This post will explain how to delete a page in WordPress, correctly, if you want to preserve your SEO ranking and keep your readers happy.
The problem: Why you shouldn’t just delete a page and forget about it.
There are two reasons you shouldn’t just delete a page and forget about it.
Reason 1: It affects your SEO because unless you tell Google your page has been deleted, Google will still think your page exists. When you delete a page from your website that Google has already crawled and indexed, Google will still try to crawl that page. Only, when it’s deleted, your website will return a status code of ‘404 page not found’.
Google sees this code and will continue to try and crawl your page. It doesn’t know you’ve deleted the page. Having too many pages return a 404 message can negatively impact your SEO.
Reason 2: It affects your users experience. When a user is faced with a page that says 404 page not found, what should your user do? For the best user experience you should be providing content on your 404 pages to help your reader stay on your website and find the content they were looking for.
So, if you want to keep Google happy and provide the best user experience for your readers you need to know how to correctly handle deleted content.
What are status codes?
Before you can fully understand why you shouldn’t just delete a page you need to understand a little bit about status codes. Status codes are the messages your website pages return when a browser tries to load them. You may have seen when a page doesn’t exist you see a 404 page doesn’t exists response. 404 is a response code in the response header that tells the the user the page doesn’t exist.
Correctly deleting a page from your website means correctly setting the status code according to how you want the deleted content to be handled.

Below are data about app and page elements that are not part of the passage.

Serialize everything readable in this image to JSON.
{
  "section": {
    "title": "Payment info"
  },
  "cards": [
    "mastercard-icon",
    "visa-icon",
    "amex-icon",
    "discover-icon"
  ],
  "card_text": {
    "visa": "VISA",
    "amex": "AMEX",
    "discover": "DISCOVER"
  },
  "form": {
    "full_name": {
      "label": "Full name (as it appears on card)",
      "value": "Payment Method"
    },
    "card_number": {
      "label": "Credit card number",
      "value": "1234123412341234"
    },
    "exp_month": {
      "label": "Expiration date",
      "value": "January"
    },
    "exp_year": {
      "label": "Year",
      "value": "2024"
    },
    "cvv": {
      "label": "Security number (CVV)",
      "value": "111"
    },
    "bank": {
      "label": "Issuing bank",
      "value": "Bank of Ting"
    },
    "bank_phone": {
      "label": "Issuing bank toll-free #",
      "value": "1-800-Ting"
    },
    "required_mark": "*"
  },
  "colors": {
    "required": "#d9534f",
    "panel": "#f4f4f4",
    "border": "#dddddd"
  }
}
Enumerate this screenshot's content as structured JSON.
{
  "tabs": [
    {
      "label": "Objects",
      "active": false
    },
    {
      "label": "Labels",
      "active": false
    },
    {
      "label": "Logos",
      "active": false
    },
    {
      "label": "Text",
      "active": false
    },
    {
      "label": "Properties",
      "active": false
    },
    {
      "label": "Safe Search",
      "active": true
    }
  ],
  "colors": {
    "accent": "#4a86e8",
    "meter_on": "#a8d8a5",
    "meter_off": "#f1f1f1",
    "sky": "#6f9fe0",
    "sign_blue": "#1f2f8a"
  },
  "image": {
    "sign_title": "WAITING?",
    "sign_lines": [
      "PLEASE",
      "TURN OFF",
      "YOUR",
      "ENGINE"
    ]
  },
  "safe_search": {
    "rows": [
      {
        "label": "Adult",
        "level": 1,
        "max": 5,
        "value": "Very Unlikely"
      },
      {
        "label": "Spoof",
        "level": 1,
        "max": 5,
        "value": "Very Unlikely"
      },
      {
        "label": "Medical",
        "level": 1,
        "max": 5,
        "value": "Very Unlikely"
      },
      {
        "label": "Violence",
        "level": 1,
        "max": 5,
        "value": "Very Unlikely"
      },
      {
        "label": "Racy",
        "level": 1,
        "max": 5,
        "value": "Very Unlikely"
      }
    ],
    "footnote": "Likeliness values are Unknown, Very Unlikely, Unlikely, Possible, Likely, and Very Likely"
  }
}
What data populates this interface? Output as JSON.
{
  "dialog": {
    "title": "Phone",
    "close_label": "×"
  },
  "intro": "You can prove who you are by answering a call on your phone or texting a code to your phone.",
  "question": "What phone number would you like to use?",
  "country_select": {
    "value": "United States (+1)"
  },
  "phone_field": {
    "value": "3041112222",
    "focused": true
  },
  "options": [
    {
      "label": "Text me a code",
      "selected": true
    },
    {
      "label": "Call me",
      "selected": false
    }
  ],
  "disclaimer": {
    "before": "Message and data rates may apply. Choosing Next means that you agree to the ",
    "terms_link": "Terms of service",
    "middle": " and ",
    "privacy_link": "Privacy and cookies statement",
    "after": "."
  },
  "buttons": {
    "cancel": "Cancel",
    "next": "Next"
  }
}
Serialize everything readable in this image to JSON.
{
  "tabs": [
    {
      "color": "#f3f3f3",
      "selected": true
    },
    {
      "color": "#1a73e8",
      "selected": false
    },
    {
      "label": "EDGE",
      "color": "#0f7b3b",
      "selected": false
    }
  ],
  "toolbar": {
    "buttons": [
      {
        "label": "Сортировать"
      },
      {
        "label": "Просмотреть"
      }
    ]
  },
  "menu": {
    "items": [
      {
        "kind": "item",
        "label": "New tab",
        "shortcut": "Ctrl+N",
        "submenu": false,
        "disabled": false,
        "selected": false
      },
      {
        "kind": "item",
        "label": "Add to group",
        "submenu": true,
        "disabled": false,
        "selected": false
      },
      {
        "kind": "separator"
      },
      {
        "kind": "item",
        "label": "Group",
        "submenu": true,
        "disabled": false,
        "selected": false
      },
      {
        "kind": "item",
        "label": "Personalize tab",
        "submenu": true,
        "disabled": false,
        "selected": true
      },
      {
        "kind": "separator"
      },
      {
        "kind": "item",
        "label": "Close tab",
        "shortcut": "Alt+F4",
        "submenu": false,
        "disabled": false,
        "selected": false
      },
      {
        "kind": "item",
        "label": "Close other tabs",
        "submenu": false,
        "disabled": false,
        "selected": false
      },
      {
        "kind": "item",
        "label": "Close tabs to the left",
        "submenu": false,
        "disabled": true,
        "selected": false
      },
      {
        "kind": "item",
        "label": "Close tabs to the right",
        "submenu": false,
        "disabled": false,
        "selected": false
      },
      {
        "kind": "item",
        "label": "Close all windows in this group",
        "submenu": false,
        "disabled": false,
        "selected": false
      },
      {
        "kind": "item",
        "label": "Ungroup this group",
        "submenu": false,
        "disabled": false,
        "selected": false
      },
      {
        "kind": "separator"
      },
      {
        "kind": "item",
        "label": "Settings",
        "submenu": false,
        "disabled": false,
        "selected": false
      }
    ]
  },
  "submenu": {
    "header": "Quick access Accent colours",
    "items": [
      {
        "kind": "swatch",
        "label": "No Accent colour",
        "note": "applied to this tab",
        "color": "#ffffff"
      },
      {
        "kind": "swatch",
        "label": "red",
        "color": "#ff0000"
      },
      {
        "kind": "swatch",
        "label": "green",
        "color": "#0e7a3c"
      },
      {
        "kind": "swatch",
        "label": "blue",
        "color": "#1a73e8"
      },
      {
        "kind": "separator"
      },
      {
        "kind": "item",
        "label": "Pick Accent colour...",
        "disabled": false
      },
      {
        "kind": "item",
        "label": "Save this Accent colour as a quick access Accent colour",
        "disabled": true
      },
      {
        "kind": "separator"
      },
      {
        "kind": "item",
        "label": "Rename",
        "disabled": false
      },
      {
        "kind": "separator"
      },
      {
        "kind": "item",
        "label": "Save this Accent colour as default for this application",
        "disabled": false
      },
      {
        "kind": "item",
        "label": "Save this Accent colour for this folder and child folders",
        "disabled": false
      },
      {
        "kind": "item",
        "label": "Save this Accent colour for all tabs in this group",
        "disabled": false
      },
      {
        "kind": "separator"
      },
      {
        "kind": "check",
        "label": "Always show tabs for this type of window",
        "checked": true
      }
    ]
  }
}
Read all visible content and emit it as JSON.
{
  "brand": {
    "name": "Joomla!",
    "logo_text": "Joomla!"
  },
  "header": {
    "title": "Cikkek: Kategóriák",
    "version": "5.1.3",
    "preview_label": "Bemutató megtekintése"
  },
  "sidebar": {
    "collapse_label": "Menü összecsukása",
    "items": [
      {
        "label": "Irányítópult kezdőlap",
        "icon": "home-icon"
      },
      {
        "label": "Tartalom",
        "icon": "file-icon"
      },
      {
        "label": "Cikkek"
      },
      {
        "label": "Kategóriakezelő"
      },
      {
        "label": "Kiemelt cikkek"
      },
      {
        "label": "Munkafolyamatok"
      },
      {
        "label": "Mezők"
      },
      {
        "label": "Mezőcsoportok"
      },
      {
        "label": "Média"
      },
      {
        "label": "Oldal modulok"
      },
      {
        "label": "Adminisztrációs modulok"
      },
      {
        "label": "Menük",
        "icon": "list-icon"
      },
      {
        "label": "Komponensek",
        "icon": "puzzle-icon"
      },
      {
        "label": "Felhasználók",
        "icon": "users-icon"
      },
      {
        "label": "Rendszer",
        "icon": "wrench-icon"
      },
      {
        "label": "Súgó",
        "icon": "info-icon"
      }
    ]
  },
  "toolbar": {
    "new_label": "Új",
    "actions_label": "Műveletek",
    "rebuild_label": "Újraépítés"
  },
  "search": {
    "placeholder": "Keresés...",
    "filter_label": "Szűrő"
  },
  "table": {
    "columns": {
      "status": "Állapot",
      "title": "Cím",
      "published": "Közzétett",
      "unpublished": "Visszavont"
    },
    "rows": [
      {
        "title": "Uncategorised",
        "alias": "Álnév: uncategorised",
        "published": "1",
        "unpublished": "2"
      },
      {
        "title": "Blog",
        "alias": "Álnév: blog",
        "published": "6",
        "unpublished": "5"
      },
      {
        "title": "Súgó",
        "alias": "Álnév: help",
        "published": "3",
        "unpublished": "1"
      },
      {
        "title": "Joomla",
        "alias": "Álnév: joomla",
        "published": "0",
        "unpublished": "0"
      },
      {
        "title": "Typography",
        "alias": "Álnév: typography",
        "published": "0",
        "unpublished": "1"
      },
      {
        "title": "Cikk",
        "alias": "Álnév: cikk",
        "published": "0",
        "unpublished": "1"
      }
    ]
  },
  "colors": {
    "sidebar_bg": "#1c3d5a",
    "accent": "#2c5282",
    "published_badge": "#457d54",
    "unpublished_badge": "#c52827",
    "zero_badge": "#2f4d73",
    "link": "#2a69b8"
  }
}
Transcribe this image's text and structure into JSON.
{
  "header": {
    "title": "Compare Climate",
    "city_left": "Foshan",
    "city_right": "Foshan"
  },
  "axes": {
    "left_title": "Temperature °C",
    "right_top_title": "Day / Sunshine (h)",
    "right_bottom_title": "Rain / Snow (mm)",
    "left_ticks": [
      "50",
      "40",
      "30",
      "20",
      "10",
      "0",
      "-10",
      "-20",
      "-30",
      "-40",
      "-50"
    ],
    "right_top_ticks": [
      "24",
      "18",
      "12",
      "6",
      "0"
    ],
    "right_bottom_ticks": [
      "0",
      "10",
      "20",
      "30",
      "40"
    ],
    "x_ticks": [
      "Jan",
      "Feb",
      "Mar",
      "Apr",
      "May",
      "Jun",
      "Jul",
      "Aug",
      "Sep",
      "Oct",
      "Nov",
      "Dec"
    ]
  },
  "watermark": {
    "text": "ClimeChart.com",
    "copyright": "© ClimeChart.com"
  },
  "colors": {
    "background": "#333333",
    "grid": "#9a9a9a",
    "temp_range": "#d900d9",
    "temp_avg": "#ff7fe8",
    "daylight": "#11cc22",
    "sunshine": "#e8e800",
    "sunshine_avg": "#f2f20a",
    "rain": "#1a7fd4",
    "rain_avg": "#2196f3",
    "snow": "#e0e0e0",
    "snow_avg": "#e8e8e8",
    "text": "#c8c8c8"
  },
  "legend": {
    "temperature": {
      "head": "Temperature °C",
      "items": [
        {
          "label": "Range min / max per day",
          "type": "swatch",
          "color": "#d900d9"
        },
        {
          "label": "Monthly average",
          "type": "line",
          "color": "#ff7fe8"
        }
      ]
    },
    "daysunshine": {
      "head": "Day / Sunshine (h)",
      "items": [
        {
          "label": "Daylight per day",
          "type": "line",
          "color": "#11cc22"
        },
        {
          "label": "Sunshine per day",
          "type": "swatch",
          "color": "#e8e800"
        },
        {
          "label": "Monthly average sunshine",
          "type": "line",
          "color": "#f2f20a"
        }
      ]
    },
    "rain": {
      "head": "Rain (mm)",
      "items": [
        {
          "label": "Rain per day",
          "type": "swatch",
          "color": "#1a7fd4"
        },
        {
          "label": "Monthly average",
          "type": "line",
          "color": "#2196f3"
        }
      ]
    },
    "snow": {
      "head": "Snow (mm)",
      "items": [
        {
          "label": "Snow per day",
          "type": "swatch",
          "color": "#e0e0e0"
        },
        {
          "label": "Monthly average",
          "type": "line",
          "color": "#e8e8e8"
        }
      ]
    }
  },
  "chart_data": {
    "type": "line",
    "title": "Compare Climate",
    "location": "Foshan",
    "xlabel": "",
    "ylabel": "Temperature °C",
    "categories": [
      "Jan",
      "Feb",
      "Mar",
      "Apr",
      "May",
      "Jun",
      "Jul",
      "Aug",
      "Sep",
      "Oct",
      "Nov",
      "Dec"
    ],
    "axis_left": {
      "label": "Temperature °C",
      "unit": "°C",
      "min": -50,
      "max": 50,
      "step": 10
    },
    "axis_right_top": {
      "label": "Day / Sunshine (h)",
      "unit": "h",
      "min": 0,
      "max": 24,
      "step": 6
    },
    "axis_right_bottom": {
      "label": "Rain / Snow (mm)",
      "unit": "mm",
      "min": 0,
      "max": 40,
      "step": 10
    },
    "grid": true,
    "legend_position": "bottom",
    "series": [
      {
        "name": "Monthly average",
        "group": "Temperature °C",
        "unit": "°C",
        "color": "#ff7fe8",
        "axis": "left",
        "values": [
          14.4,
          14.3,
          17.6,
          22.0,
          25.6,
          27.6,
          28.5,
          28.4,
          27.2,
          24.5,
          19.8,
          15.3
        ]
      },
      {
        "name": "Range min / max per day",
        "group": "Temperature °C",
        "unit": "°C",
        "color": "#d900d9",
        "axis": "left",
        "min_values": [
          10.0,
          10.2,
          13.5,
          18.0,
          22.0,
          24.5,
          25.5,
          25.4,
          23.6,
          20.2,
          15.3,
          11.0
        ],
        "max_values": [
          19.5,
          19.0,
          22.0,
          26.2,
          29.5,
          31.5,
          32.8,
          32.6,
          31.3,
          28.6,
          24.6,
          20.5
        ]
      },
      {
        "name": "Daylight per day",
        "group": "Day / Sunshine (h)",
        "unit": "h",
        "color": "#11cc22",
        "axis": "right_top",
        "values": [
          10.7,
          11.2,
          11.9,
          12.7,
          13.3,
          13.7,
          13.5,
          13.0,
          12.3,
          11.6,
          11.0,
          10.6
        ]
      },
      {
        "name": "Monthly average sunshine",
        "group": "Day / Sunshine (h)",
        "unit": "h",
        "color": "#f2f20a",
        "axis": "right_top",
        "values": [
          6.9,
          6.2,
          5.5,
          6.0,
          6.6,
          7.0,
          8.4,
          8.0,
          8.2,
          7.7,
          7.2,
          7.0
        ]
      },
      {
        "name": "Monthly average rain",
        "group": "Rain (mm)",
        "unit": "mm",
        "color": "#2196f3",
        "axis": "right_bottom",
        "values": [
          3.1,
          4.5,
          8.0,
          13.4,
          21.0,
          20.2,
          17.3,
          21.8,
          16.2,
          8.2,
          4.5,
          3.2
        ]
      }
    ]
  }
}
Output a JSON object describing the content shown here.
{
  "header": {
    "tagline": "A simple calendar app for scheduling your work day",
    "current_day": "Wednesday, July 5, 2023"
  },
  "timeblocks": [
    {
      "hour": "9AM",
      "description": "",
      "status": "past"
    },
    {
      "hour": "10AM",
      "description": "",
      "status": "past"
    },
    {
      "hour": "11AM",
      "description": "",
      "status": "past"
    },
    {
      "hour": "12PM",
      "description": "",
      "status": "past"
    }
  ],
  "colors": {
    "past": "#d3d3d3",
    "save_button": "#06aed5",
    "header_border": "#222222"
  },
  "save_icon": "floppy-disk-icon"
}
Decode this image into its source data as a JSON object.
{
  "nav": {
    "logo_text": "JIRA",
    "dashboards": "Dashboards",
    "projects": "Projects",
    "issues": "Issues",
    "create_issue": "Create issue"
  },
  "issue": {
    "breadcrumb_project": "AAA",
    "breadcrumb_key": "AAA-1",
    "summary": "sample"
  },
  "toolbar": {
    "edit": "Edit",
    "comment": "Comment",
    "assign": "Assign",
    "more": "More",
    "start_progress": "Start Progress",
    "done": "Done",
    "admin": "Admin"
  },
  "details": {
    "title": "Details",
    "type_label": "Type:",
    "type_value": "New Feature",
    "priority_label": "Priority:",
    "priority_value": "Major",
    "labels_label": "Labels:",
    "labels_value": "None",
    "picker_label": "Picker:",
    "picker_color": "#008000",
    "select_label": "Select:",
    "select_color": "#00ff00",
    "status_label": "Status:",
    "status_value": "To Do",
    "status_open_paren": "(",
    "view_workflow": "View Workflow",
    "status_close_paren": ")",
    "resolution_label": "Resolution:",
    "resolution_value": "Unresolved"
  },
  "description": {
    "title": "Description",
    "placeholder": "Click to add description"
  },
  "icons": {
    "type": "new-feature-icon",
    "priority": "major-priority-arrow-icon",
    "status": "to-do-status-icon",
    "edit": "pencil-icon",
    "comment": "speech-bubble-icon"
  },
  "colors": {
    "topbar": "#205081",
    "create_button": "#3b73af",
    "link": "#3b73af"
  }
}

The main status codes you want to be concerned with is a 301 and 410 status code.
A 301 code means your content has been redirected.
A 410 code means your content no longer exists.
To preserve your SEO rankings and give a great user experience you need to correctly set status codes.
5 step process for how to delete a page in WordPress while preserve your SEO ranking
Step 1: Identify whether your content needs to return a 301 or 410 status code.
There are two ways you can deal with your deleted content.
Method 1: Delete the page then use a 301 redirect to redirect traffic to the next best page. You will use a 301 if the page you are deleting;
- Has traffic and you want to pass the SEO value of that traffic onto another relevant page.
- Can be replaced with similar content.
Method 2: Delete the page then use a 410 status message to signal the content is permanently removed.
You will use this if you have no other similar content you can redirect to.
Step 2: If you want to return a 301 status code, identify which page you want to redirect to.
Avoid redirecting to the home page as this just causes confusion.
Choose the next best piece of content, if there isn’t anything then a 301 redirect isn’t the best choice. You need a 410.
Step 3: Identify how you will implement your redirection.
RankMath includes 301 and 410 redirection in their free plugin. Yoast needs the premium version. Did you know – If you are on my SEO maintenance plan you will get the RankMath Pro plugin included!
Step 4: Add the redirect.
Follow the instructions given by the plugin you are using. Redirections are really simple to set up.
Step 5. Test the redirect.
Ensure that if you are returning a 410 status code that you have a page set up to handle traffic.
Not sure how to set up status code pages? Read my blog on setting up status code pages here.
To preserve your SEO and provide a great user experience, you need to handle deleted content properly by setting the correct status code.
This is really simple to do in WordPress with any good SEO plugin.